▶ [Exercise]
Print the data that follows word for word, leaving out any picture.

┄┄┄┄┄┄

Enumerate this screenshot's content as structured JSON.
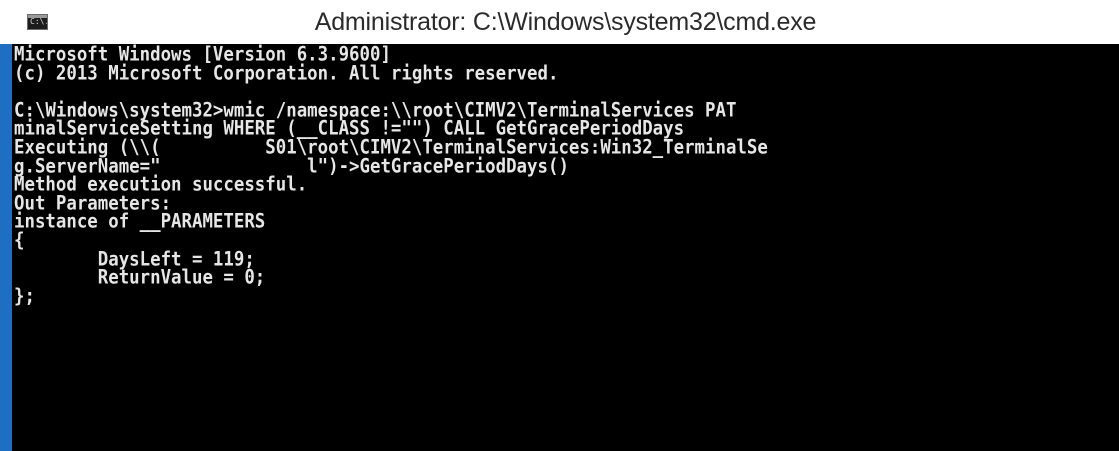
{
  "window": {
    "title": "Administrator: C:\\Windows\\system32\\cmd.exe",
    "icon": "cmd-icon",
    "icon_text": "C:\\."
  },
  "colors": {
    "console_bg": "#000000",
    "console_fg": "#e6e6e6",
    "frame": "#1e6fc4",
    "titlebar_bg": "#ffffff"
  },
  "console": {
    "lines": [
      "Microsoft Windows [Version 6.3.9600]",
      "(c) 2013 Microsoft Corporation. All rights reserved.",
      "",
      "C:\\Windows\\system32>wmic /namespace:\\\\root\\CIMV2\\TerminalServices PAT",
      "minalServiceSetting WHERE (__CLASS !=\"\") CALL GetGracePeriodDays",
      "Executing (\\\\(          S01\\root\\CIMV2\\TerminalServices:Win32_TerminalSe",
      "g.ServerName=\"              l\")->GetGracePeriodDays()",
      "Method execution successful.",
      "Out Parameters:",
      "instance of __PARAMETERS",
      "{",
      "        DaysLeft = 119;",
      "        ReturnValue = 0;",
      "};"
    ]
  }
}
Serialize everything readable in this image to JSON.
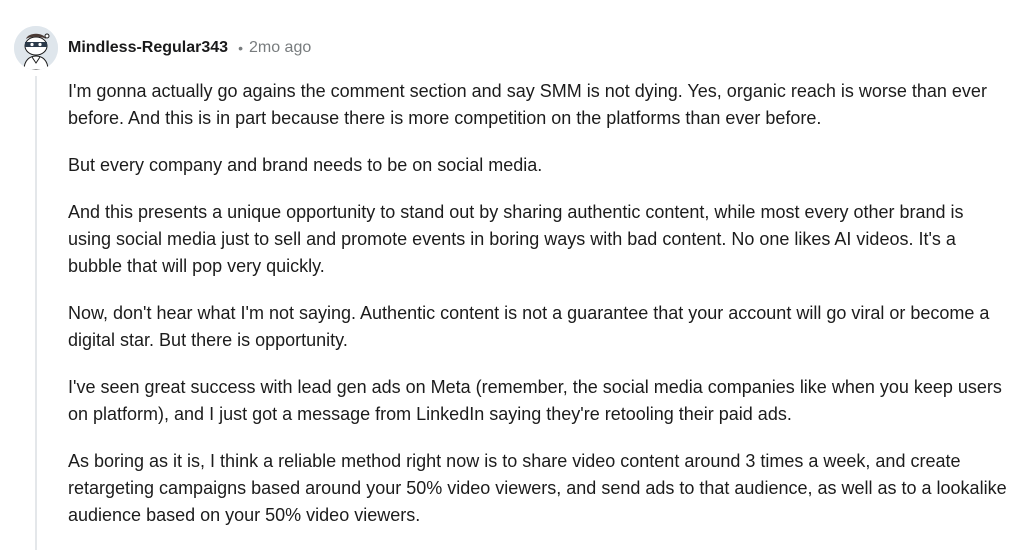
{
  "comment": {
    "author": "Mindless-Regular343",
    "separator": "•",
    "age": "2mo ago",
    "paragraphs": [
      "I'm gonna actually go agains the comment section and say SMM is not dying. Yes, organic reach is worse than ever before. And this is in part because there is more competition on the platforms than ever before.",
      "But every company and brand needs to be on social media.",
      "And this presents a unique opportunity to stand out by sharing authentic content, while most every other brand is using social media just to sell and promote events in boring ways with bad content. No one likes AI videos. It's a bubble that will pop very quickly.",
      "Now, don't hear what I'm not saying. Authentic content is not a guarantee that your account will go viral or become a digital star. But there is opportunity.",
      "I've seen great success with lead gen ads on Meta (remember, the social media companies like when you keep users on platform), and I just got a message from LinkedIn saying they're retooling their paid ads.",
      "As boring as it is, I think a reliable method right now is to share video content around 3 times a week, and create retargeting campaigns based around your 50% video viewers, and send ads to that audience, as well as to a lookalike audience based on your 50% video viewers."
    ]
  },
  "colors": {
    "author": "#1a1a1b",
    "meta_gray": "#787c7e",
    "body_text": "#1c1c1c",
    "thread_line": "#e4e7ea",
    "avatar_bg": "#dfe6ec"
  },
  "icons": {
    "avatar": "snoo-avatar-icon"
  }
}
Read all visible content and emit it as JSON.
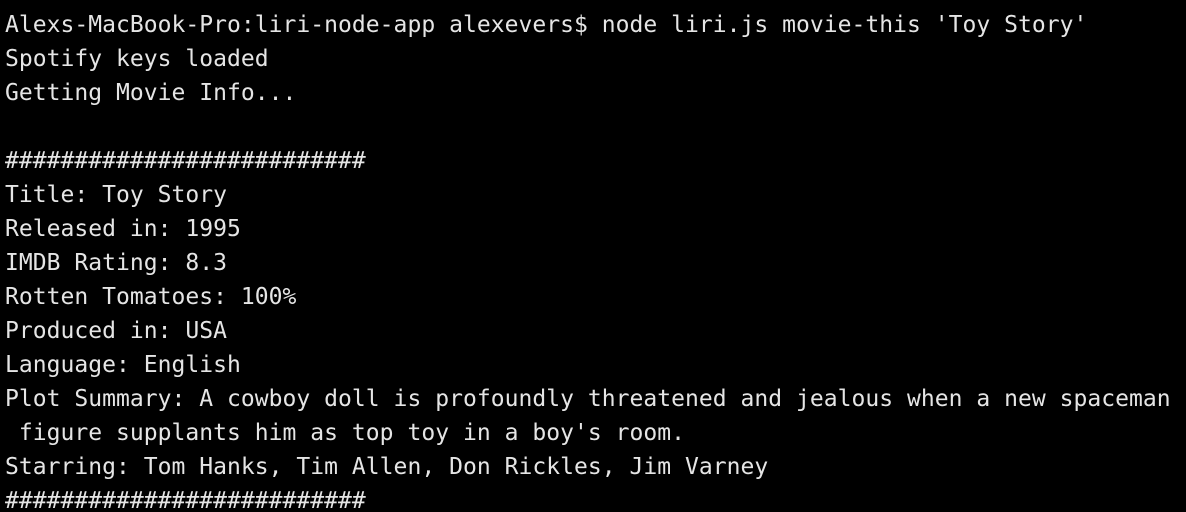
{
  "terminal": {
    "background": "#000000",
    "foreground": "#e5e5e5",
    "lines": [
      "Alexs-MacBook-Pro:liri-node-app alexevers$ node liri.js movie-this 'Toy Story'",
      "Spotify keys loaded",
      "Getting Movie Info...",
      "",
      "##########################",
      "Title: Toy Story",
      "Released in: 1995",
      "IMDB Rating: 8.3",
      "Rotten Tomatoes: 100%",
      "Produced in: USA",
      "Language: English",
      "Plot Summary: A cowboy doll is profoundly threatened and jealous when a new spaceman",
      " figure supplants him as top toy in a boy's room.",
      "Starring: Tom Hanks, Tim Allen, Don Rickles, Jim Varney",
      "##########################"
    ]
  }
}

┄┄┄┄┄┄

▶ [Solution]
Enumerate this screenshot's content as structured JSON.
{
  "window": {
    "title": "Administrator: C:\\Windows\\system32\\cmd.exe",
    "icon": "cmd-icon",
    "icon_text": "C:\\."
  },
  "colors": {
    "console_bg": "#000000",
    "console_fg": "#e6e6e6",
    "frame": "#1e6fc4",
    "titlebar_bg": "#ffffff"
  },
  "console": {
    "lines": [
      "Microsoft Windows [Version 6.3.9600]",
      "(c) 2013 Microsoft Corporation. All rights reserved.",
      "",
      "C:\\Windows\\system32>wmic /namespace:\\\\root\\CIMV2\\TerminalServices PAT",
      "minalServiceSetting WHERE (__CLASS !=\"\") CALL GetGracePeriodDays",
      "Executing (\\\\(          S01\\root\\CIMV2\\TerminalServices:Win32_TerminalSe",
      "g.ServerName=\"              l\")->GetGracePeriodDays()",
      "Method execution successful.",
      "Out Parameters:",
      "instance of __PARAMETERS",
      "{",
      "        DaysLeft = 119;",
      "        ReturnValue = 0;",
      "};"
    ]
  }
}
Serialize everything readable in this image to JSON.
{
  "comment": {
    "author": "Mindless-Regular343",
    "separator": "•",
    "age": "2mo ago",
    "paragraphs": [
      "I'm gonna actually go agains the comment section and say SMM is not dying. Yes, organic reach is worse than ever before. And this is in part because there is more competition on the platforms than ever before.",
      "But every company and brand needs to be on social media.",
      "And this presents a unique opportunity to stand out by sharing authentic content, while most every other brand is using social media just to sell and promote events in boring ways with bad content. No one likes AI videos. It's a bubble that will pop very quickly.",
      "Now, don't hear what I'm not saying. Authentic content is not a guarantee that your account will go viral or become a digital star. But there is opportunity.",
      "I've seen great success with lead gen ads on Meta (remember, the social media companies like when you keep users on platform), and I just got a message from LinkedIn saying they're retooling their paid ads.",
      "As boring as it is, I think a reliable method right now is to share video content around 3 times a week, and create retargeting campaigns based around your 50% video viewers, and send ads to that audience, as well as to a lookalike audience based on your 50% video viewers."
    ]
  },
  "colors": {
    "author": "#1a1a1b",
    "meta_gray": "#787c7e",
    "body_text": "#1c1c1c",
    "thread_line": "#e4e7ea",
    "avatar_bg": "#dfe6ec"
  },
  "icons": {
    "avatar": "snoo-avatar-icon"
  }
}
Read all visible content and emit it as JSON.
{
  "terminal": {
    "background": "#000000",
    "foreground": "#e5e5e5",
    "lines": [
      "Alexs-MacBook-Pro:liri-node-app alexevers$ node liri.js movie-this 'Toy Story'",
      "Spotify keys loaded",
      "Getting Movie Info...",
      "",
      "##########################",
      "Title: Toy Story",
      "Released in: 1995",
      "IMDB Rating: 8.3",
      "Rotten Tomatoes: 100%",
      "Produced in: USA",
      "Language: English",
      "Plot Summary: A cowboy doll is profoundly threatened and jealous when a new spaceman",
      " figure supplants him as top toy in a boy's room.",
      "Starring: Tom Hanks, Tim Allen, Don Rickles, Jim Varney",
      "##########################"
    ]
  }
}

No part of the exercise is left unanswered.